• TASK PROMPT: Your task is to repeat the entries word for word while leaving out the pictures.

-- Opening Marker --

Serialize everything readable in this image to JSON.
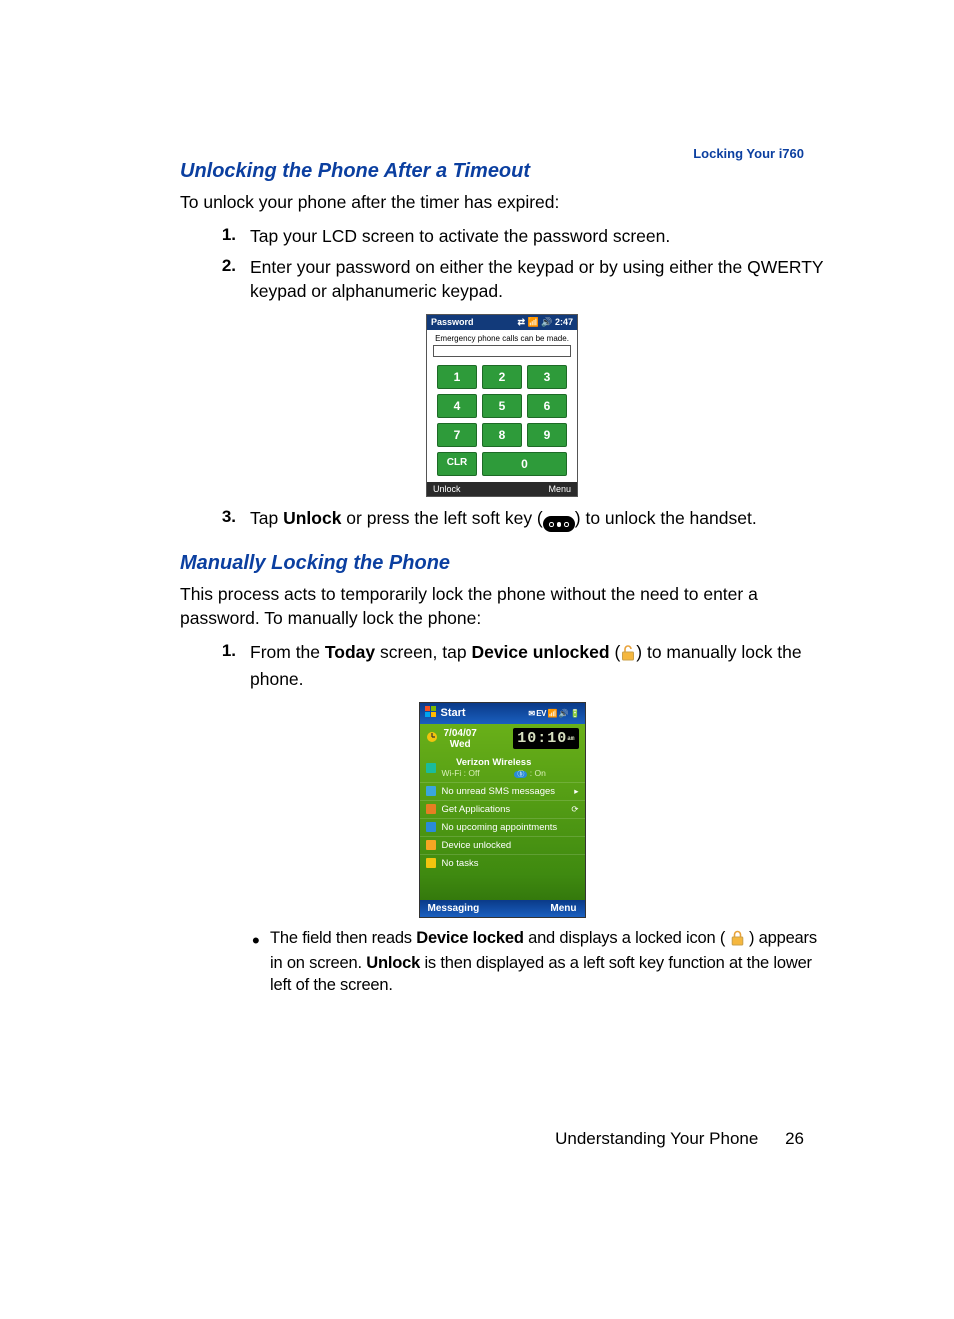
{
  "header_tag": "Locking Your i760",
  "section1": {
    "heading": "Unlocking the Phone After a Timeout",
    "intro": "To unlock your phone after the timer has expired:",
    "steps": [
      {
        "num": "1.",
        "text": "Tap your LCD screen to activate the password screen."
      },
      {
        "num": "2.",
        "text": "Enter your password on either the keypad or by using either the QWERTY keypad or alphanumeric keypad."
      },
      {
        "num": "3.",
        "pre": "Tap ",
        "bold1": "Unlock",
        "mid": " or press the left soft key (",
        "post": ") to unlock the handset."
      }
    ]
  },
  "password_screen": {
    "title": "Password",
    "status": "2:47",
    "msg": "Emergency phone calls can be made.",
    "keys": [
      "1",
      "2",
      "3",
      "4",
      "5",
      "6",
      "7",
      "8",
      "9",
      "CLR",
      "0"
    ],
    "left": "Unlock",
    "right": "Menu"
  },
  "section2": {
    "heading": "Manually Locking the Phone",
    "intro": "This process acts to temporarily lock the phone without the need to enter a password. To manually lock the phone:",
    "step": {
      "num": "1.",
      "pre": "From the ",
      "bold1": "Today",
      "mid1": " screen, tap ",
      "bold2": "Device unlocked",
      "mid2": " (",
      "post": ") to manually lock the phone."
    },
    "bullet": {
      "pre": "The field then reads ",
      "bold1": "Device locked",
      "mid1": " and displays a locked icon (",
      "mid2": ") appears in on screen. ",
      "bold2": "Unlock",
      "post": " is then displayed as a left soft key function at the lower left of the screen."
    }
  },
  "today_screen": {
    "start": "Start",
    "date_line1": "7/04/07",
    "date_line2": "Wed",
    "clock": "10:10",
    "clock_suffix": "am",
    "carrier": "Verizon Wireless",
    "wifi": "Wi-Fi : Off",
    "bt_label": "On",
    "sms": "No unread SMS messages",
    "apps": "Get Applications",
    "appts": "No upcoming appointments",
    "lock": "Device unlocked",
    "tasks": "No tasks",
    "left": "Messaging",
    "right": "Menu"
  },
  "footer": {
    "section": "Understanding Your Phone",
    "page": "26"
  }
}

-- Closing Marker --

• RESPONSE AREA:
Serialize everything readable in this image to JSON.
{
  "header_tag": "Locking Your i760",
  "section1": {
    "heading": "Unlocking the Phone After a Timeout",
    "intro": "To unlock your phone after the timer has expired:",
    "steps": [
      {
        "num": "1.",
        "text": "Tap your LCD screen to activate the password screen."
      },
      {
        "num": "2.",
        "text": "Enter your password on either the keypad or by using either the QWERTY keypad or alphanumeric keypad."
      },
      {
        "num": "3.",
        "pre": "Tap ",
        "bold1": "Unlock",
        "mid": " or press the left soft key (",
        "post": ") to unlock the handset."
      }
    ]
  },
  "password_screen": {
    "title": "Password",
    "status": "2:47",
    "msg": "Emergency phone calls can be made.",
    "keys": [
      "1",
      "2",
      "3",
      "4",
      "5",
      "6",
      "7",
      "8",
      "9",
      "CLR",
      "0"
    ],
    "left": "Unlock",
    "right": "Menu"
  },
  "section2": {
    "heading": "Manually Locking the Phone",
    "intro": "This process acts to temporarily lock the phone without the need to enter a password. To manually lock the phone:",
    "step": {
      "num": "1.",
      "pre": "From the ",
      "bold1": "Today",
      "mid1": " screen, tap ",
      "bold2": "Device unlocked",
      "mid2": " (",
      "post": ") to manually lock the phone."
    },
    "bullet": {
      "pre": "The field then reads ",
      "bold1": "Device locked",
      "mid1": " and displays a locked icon (",
      "mid2": ") appears in on screen. ",
      "bold2": "Unlock",
      "post": " is then displayed as a left soft key function at the lower left of the screen."
    }
  },
  "today_screen": {
    "start": "Start",
    "date_line1": "7/04/07",
    "date_line2": "Wed",
    "clock": "10:10",
    "clock_suffix": "am",
    "carrier": "Verizon Wireless",
    "wifi": "Wi-Fi : Off",
    "bt_label": "On",
    "sms": "No unread SMS messages",
    "apps": "Get Applications",
    "appts": "No upcoming appointments",
    "lock": "Device unlocked",
    "tasks": "No tasks",
    "left": "Messaging",
    "right": "Menu"
  },
  "footer": {
    "section": "Understanding Your Phone",
    "page": "26"
  }
}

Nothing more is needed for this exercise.